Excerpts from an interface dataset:
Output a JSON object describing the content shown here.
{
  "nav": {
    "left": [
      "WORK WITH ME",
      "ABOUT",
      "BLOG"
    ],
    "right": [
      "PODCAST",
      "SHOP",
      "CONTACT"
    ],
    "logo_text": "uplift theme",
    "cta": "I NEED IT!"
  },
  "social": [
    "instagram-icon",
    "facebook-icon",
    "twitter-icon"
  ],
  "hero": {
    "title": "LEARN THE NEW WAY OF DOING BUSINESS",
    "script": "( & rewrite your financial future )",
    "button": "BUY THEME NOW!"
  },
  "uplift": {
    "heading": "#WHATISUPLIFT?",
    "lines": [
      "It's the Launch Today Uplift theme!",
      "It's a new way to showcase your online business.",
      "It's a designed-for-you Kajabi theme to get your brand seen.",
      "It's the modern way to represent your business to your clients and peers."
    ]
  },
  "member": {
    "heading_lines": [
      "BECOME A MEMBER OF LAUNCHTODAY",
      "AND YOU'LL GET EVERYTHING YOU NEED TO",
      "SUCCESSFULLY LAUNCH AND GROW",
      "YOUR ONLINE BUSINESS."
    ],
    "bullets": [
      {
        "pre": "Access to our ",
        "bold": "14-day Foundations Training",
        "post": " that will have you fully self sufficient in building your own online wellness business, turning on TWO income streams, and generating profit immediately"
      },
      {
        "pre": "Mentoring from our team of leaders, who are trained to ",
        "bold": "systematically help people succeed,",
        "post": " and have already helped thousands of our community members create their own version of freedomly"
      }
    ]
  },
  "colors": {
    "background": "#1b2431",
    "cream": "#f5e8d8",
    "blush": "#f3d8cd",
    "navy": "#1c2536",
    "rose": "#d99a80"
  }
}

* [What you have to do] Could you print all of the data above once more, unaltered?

* [Written response]
Output a JSON object describing the content shown here.
{
  "nav": {
    "left": [
      "WORK WITH ME",
      "ABOUT",
      "BLOG"
    ],
    "right": [
      "PODCAST",
      "SHOP",
      "CONTACT"
    ],
    "logo_text": "uplift theme",
    "cta": "I NEED IT!"
  },
  "social": [
    "instagram-icon",
    "facebook-icon",
    "twitter-icon"
  ],
  "hero": {
    "title": "LEARN THE NEW WAY OF DOING BUSINESS",
    "script": "( & rewrite your financial future )",
    "button": "BUY THEME NOW!"
  },
  "uplift": {
    "heading": "#WHATISUPLIFT?",
    "lines": [
      "It's the Launch Today Uplift theme!",
      "It's a new way to showcase your online business.",
      "It's a designed-for-you Kajabi theme to get your brand seen.",
      "It's the modern way to represent your business to your clients and peers."
    ]
  },
  "member": {
    "heading_lines": [
      "BECOME A MEMBER OF LAUNCHTODAY",
      "AND YOU'LL GET EVERYTHING YOU NEED TO",
      "SUCCESSFULLY LAUNCH AND GROW",
      "YOUR ONLINE BUSINESS."
    ],
    "bullets": [
      {
        "pre": "Access to our ",
        "bold": "14-day Foundations Training",
        "post": " that will have you fully self sufficient in building your own online wellness business, turning on TWO income streams, and generating profit immediately"
      },
      {
        "pre": "Mentoring from our team of leaders, who are trained to ",
        "bold": "systematically help people succeed,",
        "post": " and have already helped thousands of our community members create their own version of freedomly"
      }
    ]
  },
  "colors": {
    "background": "#1b2431",
    "cream": "#f5e8d8",
    "blush": "#f3d8cd",
    "navy": "#1c2536",
    "rose": "#d99a80"
  }
}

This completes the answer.